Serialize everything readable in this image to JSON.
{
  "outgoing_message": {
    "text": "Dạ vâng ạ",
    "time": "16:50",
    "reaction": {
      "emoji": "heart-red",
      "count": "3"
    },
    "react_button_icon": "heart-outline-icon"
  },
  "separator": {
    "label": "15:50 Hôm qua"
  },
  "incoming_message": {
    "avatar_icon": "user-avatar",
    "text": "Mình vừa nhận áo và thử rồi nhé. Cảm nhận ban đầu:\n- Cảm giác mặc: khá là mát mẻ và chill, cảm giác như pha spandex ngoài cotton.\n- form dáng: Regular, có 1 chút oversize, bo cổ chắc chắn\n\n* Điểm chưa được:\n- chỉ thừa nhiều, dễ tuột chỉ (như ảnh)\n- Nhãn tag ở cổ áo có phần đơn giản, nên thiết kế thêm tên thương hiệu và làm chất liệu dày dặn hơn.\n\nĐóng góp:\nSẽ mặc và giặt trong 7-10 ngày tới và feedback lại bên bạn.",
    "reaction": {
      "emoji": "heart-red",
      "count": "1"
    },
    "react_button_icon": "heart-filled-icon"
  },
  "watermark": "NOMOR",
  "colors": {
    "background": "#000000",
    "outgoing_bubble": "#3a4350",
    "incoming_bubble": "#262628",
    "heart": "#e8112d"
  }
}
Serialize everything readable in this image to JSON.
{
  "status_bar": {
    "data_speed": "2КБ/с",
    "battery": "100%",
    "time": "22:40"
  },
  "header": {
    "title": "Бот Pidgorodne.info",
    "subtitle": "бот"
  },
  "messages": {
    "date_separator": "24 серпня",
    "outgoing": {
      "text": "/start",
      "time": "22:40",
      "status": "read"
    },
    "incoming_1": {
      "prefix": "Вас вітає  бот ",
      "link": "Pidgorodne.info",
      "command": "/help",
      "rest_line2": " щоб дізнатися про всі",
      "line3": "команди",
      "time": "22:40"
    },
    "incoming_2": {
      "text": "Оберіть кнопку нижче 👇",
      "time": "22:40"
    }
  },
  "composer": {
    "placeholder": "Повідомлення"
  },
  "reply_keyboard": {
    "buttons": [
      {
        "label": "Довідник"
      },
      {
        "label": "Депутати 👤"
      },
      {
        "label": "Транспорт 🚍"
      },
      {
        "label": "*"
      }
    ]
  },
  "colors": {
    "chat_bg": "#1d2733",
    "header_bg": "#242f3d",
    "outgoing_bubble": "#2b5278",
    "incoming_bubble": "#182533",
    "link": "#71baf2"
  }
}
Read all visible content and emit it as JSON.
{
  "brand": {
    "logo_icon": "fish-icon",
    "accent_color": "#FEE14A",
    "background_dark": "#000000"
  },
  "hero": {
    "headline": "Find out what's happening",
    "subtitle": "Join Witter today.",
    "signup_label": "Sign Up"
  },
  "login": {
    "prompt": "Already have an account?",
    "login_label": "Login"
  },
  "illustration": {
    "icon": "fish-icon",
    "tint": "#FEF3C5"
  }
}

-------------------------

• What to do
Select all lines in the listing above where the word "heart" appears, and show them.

• Task solution
      "emoji": "heart-red",
    "react_button_icon": "heart-outline-icon"
      "emoji": "heart-red",
    "react_button_icon": "heart-filled-icon"
    "heart": "#e8112d"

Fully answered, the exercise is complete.